A bird that cannot go unnoticed
Its plumage is mostly scarlet but its tail-covered feathers are light blue, making the Scarlet Macaw one of the most beautiful birds of the American tropics. In fact, with almost 1 meter in length, more than half constituted by its pointed striking tail, this bird cannot go unnoticed, especially because they are often seen in pairs. A number of couples may even congregate with others to form a flock of several hundred individuals: a spectacle that is impossible to forget when they fly above the forest canopy. This is possible because they live in lowland rainforests, open woodlands, river edges and savannas of Central and South America. Its range extends from Mexico until basically the Amazon basin. One interesting thing about Macaws is that they are not only monogamous but also form only one couple in their entire life, meaning that if any of the two dies, the other remains alone, which could be a long time, taking into account that these birds can live as long as 50 years or more. Another curious thing is the use of beaks as an aid in both eating and as a “third foot” when climbing. The beak is strong to crush seeds and nuts, while the thick fleshy tongue is used to move the food around. Breeding takes place during the first half of the year and the nest is usually in a hole at the top of a tall dead tree previously made and used by a woodpecker. Despite the fact that the young are born featherless, at six months it is hard to distinguish the young from the parents.
A volcano almost in the capital

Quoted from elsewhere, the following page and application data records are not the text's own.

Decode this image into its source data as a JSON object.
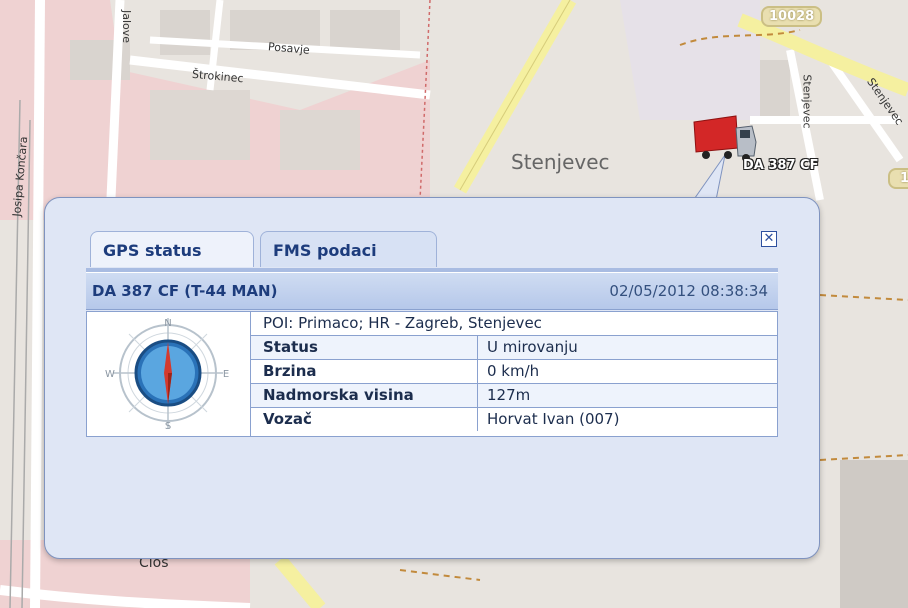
{
  "map": {
    "place_labels": [
      "Stenjevec",
      "Posavje",
      "Štrokinec",
      "Jalove",
      "Josipa Končara",
      "Stenjevec",
      "Stenjevec",
      "Cios"
    ],
    "road_badge": "10028",
    "road_badge_right": "1"
  },
  "vehicle_marker": {
    "label": "DA 387 CF",
    "icon": "truck-icon"
  },
  "popup": {
    "close_icon": "close-icon",
    "tabs": [
      {
        "label": "GPS status",
        "active": true
      },
      {
        "label": "FMS podaci",
        "active": false
      }
    ],
    "vehicle": {
      "title": "DA 387 CF (T-44 MAN)",
      "datetime": "02/05/2012 08:38:34"
    },
    "compass_icon": "compass-icon",
    "compass_letters": {
      "n": "N",
      "s": "S",
      "e": "E",
      "w": "W"
    },
    "poi": "POI: Primaco; HR - Zagreb, Stenjevec",
    "rows": [
      {
        "key": "Status",
        "value": "U mirovanju"
      },
      {
        "key": "Brzina",
        "value": "0 km/h"
      },
      {
        "key": "Nadmorska visina",
        "value": "127m"
      },
      {
        "key": "Vozač",
        "value": "Horvat Ivan (007)"
      }
    ]
  },
  "colors": {
    "popup_bg": "#dfe6f5",
    "tab_text": "#1d3c7c",
    "border": "#8aa1cf"
  }
}
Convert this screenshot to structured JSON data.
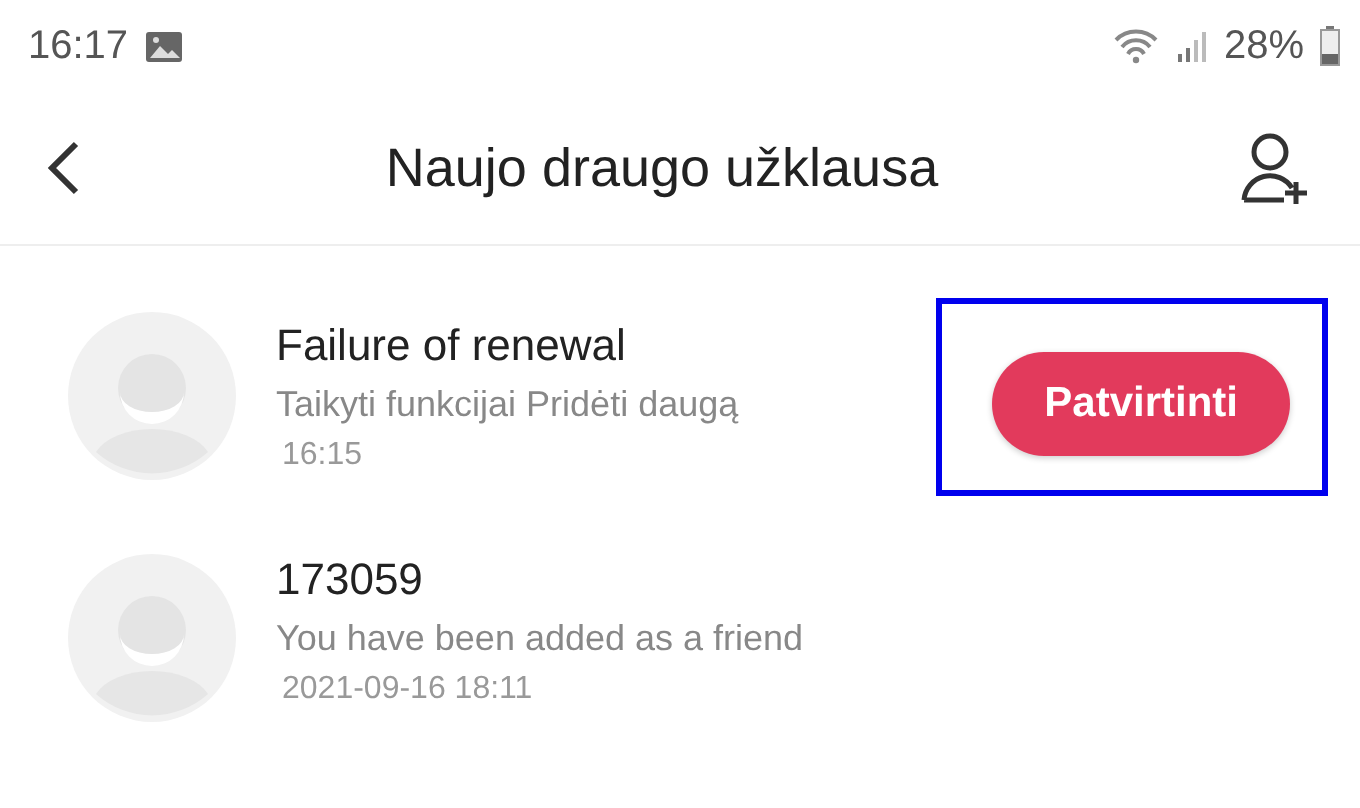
{
  "status_bar": {
    "time": "16:17",
    "battery": "28%"
  },
  "header": {
    "title": "Naujo draugo užklausa"
  },
  "requests": [
    {
      "name": "Failure of renewal",
      "message": "Taikyti funkcijai Pridėti daugą",
      "time": "16:15",
      "action": {
        "label": "Patvirtinti",
        "highlighted": true
      }
    },
    {
      "name": "173059",
      "message": "You have been added as a friend",
      "time": "2021-09-16 18:11"
    }
  ]
}
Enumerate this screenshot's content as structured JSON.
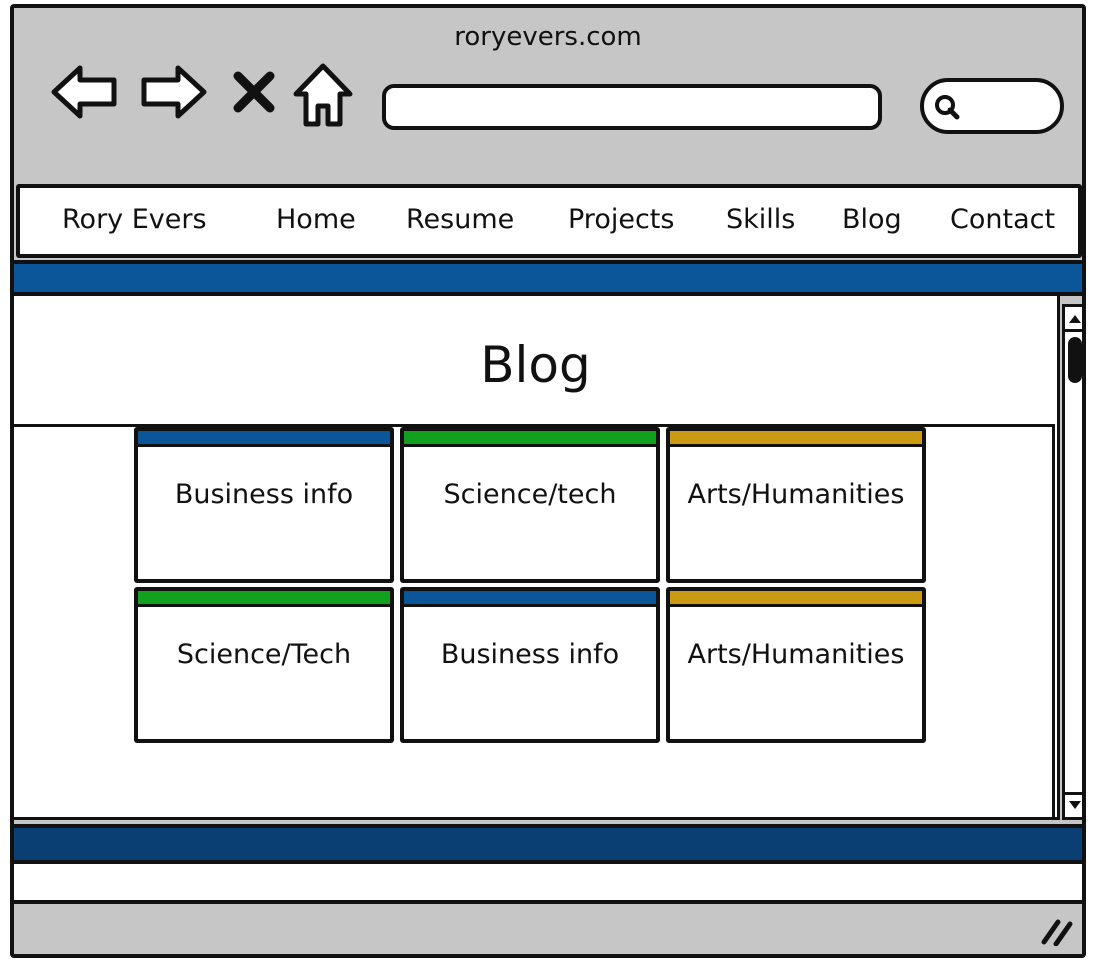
{
  "window": {
    "title": "roryevers.com"
  },
  "browser": {
    "icons": [
      "back-arrow-icon",
      "forward-arrow-icon",
      "close-x-icon",
      "home-icon",
      "search-icon",
      "resize-grip-icon"
    ],
    "address_value": ""
  },
  "nav": {
    "items": [
      {
        "label": "Rory Evers"
      },
      {
        "label": "Home"
      },
      {
        "label": "Resume"
      },
      {
        "label": "Projects"
      },
      {
        "label": "Skills"
      },
      {
        "label": "Blog"
      },
      {
        "label": "Contact"
      }
    ]
  },
  "main": {
    "title": "Blog",
    "cards": [
      {
        "label": "Business info",
        "color": "#0b5599"
      },
      {
        "label": "Science/tech",
        "color": "#11a11e"
      },
      {
        "label": "Arts/Humanities",
        "color": "#c99a12"
      },
      {
        "label": "Science/Tech",
        "color": "#11a11e"
      },
      {
        "label": "Business info",
        "color": "#0b5599"
      },
      {
        "label": "Arts/Humanities",
        "color": "#c99a12"
      }
    ]
  },
  "colors": {
    "chrome": "#c6c6c6",
    "header_stripe": "#0b5599",
    "footer_stripe": "#0a3f73"
  }
}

Historically, the most active of all Costa Rica volcanoes, Irazu, is also the biggest neighbor of Costa Rica’s capital city. Located, in fact, 30 kilometers from San Jose, this colossal giant reaches 3,432 meters above sea level and thanks to its height, on a clear day, both the Pacific and the Atlantic oceans are visible from its peak. Irazu volcano is also a national park since 1955 and has five craters. Its name comes from the indigenous word “Istarú,” meaning “mountain of tremors and fire.” Despite of being the volcano with highest altitude in the country, its summit can be reached easily by car, making this volcano very accessible to all kind of visitors. Situated in the main crater of the volcano, there is a stunning, sulfurous, turquoise-green lagoon measuring more than a kilometer in diameter and some 300 meters in depth. It has an average temperature of 35 degrees Celsius and reaches 70 degrees in areas closest to its fumaroles. The summit is crowned by an interesting Andean-like vegetation consisting of small shrubbery and its ample, semi-desert like landscape that in some way resembles the moon’s surface. The journey to Irazu also constitutes a peaceful trip across fertile agriculture lands and beautiful landscapes of the region’s unique small-sized vegetation. The first recorded eruption of this volcano occurred in 1732 and its last active period ended in 1963. It seems to be asleep now, but who knows for how long.